Nature does amazing things with limited design materials. Grass, for example, can support its own weight, resist strong wind loads, and recover after being...

Im Focus: Three Magnetic States for Each Hole

Nanometer-scale magnetic perforated grids could create new possibilities for computing. Together with international colleagues, scientists from the Helmholtz Zentrum Dresden-Rossendorf (HZDR) have shown how a cobalt grid can be reliably programmed at room temperature. In addition they discovered that for every hole ("antidot") three magnetic states can be configured. The results have been published in the journal "Scientific Reports".
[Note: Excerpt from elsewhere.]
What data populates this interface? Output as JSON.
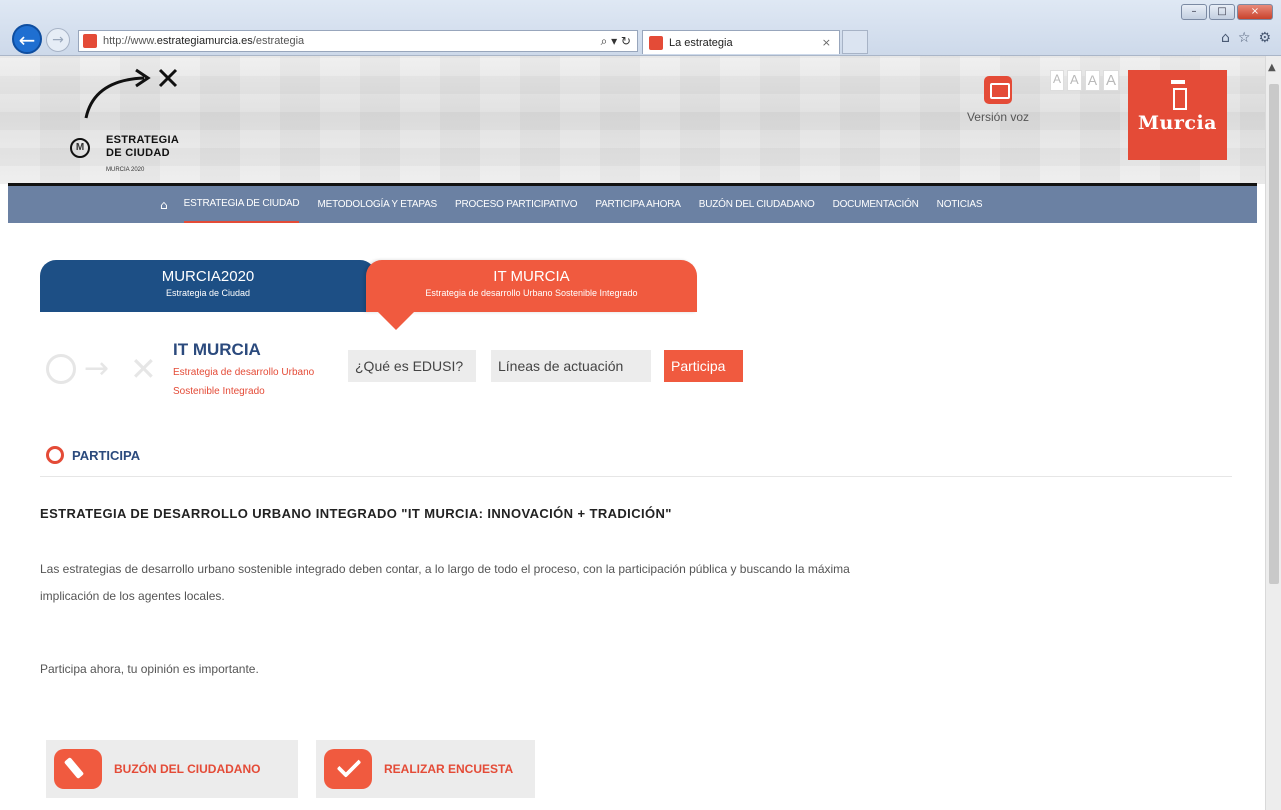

Physicist Dr. Rantej Bali from the HZDR, together with scientists from Singapore and Australia, designed a special grid structure in a thin layer of cobalt in...

All Focus news of the innovation-report >>>

Anzeige

Anzeige

Event News

Booth and panel discussion – The Lindau Nobel Laureate Meetings at the AAAS 2017 Annual Meeting

13.02.2017 | Event News

Complex Loading versus Hidden Reserves

10.02.2017 | Event News

International Conference on Crystal Growth in Freiburg

09.02.2017 | Event News

 
Latest News

Microhotplates for a smart gas sensor

22.02.2017 | Power and Electrical Engineering

Scientists unlock ability to generate new sensory hair cells

22.02.2017 | Life Sciences

Prediction: More gas-giants will be found orbiting Sun-like stars

22.02.2017 | Physics and Astronomy

VideoLinks
B2B-VideoLinks
More VideoLinks >>>